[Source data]
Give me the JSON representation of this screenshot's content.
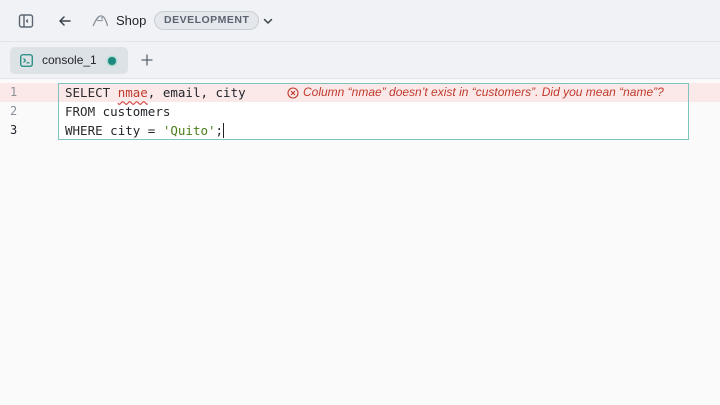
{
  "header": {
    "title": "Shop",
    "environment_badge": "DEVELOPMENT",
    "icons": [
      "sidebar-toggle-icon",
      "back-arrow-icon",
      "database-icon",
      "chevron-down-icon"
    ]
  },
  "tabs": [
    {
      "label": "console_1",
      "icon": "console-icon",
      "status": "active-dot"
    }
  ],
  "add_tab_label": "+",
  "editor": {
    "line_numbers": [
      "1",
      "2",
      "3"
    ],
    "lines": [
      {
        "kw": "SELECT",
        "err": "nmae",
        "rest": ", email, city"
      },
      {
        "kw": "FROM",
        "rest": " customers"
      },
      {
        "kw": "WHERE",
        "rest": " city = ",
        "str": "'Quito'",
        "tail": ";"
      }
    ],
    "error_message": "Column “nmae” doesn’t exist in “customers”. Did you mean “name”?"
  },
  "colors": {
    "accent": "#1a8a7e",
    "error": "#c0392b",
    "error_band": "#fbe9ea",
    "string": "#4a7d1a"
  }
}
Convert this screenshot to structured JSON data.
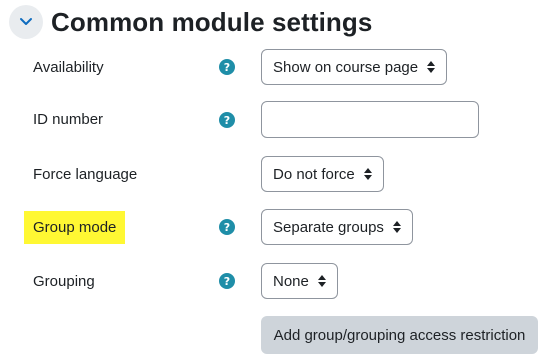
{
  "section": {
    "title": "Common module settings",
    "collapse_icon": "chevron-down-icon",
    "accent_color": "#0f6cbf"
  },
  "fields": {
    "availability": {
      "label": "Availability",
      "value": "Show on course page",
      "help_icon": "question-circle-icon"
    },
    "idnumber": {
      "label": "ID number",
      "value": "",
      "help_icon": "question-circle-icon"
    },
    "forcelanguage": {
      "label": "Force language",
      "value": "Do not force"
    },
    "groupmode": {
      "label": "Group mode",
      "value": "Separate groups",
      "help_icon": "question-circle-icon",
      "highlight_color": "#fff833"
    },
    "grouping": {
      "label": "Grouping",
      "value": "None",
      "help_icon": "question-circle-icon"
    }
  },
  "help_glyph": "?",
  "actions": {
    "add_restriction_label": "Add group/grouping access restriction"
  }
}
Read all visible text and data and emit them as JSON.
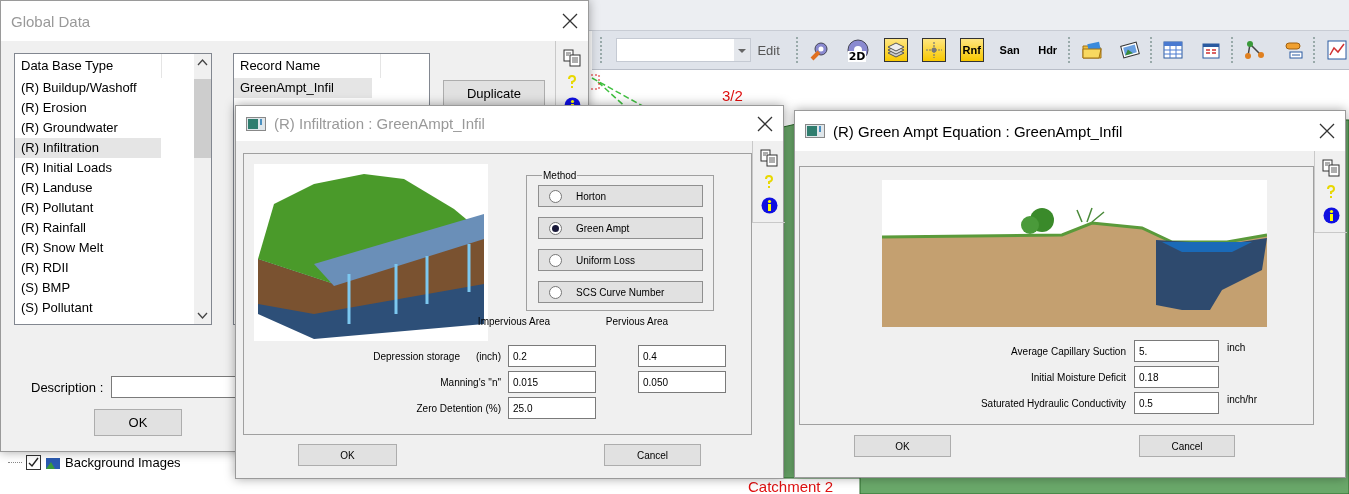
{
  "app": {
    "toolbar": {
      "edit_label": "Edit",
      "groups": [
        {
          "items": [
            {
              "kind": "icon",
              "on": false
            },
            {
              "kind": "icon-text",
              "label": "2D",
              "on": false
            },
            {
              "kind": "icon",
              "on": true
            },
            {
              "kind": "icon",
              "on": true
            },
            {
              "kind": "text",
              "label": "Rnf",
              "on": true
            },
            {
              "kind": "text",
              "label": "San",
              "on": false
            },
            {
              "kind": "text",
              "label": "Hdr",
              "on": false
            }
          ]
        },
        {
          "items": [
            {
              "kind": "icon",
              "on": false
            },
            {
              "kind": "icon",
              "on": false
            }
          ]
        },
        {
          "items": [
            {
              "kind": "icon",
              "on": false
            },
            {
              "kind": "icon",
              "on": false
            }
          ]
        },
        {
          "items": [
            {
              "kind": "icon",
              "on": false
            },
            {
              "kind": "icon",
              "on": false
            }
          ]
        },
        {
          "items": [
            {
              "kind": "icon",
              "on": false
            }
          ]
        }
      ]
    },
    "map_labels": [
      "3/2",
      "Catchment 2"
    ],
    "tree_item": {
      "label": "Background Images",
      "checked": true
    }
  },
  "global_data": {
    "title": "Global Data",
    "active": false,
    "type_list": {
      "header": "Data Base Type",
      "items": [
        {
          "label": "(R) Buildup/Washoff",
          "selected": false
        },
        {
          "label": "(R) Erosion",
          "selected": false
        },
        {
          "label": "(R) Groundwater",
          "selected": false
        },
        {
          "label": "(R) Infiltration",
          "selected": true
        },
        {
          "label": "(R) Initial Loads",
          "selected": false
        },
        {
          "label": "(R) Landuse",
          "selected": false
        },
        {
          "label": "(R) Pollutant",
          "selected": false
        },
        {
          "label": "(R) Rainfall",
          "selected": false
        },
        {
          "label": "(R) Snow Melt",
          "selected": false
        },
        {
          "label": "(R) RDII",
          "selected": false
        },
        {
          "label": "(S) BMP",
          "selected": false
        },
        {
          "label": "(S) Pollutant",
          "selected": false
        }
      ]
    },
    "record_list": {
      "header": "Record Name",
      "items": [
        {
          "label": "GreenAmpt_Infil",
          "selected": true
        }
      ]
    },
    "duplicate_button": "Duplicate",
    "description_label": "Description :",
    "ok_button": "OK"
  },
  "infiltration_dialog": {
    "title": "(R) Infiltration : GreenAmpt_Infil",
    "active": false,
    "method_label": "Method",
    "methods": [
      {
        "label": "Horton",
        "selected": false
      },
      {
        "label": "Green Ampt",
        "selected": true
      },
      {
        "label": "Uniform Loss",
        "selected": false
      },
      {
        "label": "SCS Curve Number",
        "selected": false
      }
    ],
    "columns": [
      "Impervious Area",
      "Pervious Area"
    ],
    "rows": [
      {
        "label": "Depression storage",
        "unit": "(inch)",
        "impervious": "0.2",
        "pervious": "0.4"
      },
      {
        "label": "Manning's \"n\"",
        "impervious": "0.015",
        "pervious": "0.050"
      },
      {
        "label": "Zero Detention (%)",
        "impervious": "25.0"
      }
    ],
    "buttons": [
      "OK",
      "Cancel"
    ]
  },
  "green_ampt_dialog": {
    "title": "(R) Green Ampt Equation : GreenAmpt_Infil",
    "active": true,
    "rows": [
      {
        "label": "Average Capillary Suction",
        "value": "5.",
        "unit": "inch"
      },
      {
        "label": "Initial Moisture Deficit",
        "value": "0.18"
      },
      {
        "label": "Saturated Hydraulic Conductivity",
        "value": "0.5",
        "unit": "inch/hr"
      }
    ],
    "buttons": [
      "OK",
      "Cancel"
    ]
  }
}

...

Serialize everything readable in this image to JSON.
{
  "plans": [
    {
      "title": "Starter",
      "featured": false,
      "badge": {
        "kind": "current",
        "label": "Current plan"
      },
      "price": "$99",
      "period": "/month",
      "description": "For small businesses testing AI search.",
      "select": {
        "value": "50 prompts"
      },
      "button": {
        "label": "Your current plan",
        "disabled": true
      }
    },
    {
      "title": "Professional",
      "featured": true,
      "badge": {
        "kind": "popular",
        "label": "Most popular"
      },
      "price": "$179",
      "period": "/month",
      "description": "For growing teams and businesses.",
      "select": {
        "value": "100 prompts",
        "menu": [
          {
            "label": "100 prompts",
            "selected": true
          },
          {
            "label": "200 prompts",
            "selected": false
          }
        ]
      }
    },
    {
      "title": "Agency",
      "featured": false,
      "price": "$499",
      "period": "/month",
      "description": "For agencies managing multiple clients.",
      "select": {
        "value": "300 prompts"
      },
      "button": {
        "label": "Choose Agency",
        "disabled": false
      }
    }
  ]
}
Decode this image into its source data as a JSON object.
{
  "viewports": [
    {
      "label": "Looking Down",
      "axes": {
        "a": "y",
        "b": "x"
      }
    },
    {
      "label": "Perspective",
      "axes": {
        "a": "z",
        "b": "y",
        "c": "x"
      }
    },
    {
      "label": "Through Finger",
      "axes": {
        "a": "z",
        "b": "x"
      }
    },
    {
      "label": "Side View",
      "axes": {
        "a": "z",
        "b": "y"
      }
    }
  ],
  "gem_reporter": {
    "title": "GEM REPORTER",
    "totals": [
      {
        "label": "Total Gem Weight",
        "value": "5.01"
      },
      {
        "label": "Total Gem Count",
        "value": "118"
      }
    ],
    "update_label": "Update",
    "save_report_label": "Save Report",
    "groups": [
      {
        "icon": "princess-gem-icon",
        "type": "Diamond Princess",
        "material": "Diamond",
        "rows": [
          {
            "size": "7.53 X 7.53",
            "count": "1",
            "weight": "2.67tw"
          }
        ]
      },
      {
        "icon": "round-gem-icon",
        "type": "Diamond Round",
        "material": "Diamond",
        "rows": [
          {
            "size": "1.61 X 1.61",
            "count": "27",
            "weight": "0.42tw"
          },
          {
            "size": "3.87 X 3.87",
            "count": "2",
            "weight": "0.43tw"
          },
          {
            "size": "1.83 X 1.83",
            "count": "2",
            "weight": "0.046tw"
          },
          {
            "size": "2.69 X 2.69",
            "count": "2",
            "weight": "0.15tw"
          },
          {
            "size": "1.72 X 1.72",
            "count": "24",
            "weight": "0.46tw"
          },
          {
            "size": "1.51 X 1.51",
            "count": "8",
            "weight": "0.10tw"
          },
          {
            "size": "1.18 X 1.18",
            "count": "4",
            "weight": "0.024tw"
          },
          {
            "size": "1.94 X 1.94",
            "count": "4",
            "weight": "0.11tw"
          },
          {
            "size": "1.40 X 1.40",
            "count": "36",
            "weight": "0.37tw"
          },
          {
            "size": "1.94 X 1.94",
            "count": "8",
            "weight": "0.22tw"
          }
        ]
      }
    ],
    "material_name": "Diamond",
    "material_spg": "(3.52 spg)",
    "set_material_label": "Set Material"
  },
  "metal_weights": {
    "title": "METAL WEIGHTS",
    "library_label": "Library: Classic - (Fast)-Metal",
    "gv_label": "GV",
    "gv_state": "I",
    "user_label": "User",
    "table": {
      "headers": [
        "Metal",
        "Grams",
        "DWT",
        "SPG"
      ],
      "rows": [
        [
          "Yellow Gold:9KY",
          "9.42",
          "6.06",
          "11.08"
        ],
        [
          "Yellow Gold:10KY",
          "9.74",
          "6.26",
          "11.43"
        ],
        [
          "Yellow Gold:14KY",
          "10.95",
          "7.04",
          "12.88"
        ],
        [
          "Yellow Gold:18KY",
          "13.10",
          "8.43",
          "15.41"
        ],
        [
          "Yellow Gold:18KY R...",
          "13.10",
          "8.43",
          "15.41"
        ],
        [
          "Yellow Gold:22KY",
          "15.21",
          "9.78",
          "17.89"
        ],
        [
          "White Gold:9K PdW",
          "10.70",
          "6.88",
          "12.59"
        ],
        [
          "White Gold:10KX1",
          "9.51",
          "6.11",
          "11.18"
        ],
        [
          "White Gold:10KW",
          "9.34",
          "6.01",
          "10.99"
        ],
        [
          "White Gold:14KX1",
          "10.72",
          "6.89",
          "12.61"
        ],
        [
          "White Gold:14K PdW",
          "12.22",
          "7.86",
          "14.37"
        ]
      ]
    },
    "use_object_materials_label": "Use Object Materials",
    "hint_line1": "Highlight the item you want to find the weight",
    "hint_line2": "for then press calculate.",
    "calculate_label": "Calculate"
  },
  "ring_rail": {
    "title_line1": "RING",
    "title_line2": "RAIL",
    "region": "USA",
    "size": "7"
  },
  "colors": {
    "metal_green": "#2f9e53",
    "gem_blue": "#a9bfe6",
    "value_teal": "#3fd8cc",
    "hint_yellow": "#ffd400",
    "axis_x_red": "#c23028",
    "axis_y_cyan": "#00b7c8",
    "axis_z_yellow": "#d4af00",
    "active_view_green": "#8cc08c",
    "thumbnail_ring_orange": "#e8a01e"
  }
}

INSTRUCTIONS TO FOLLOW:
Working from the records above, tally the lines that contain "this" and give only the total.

SOLUTION BELOW:
4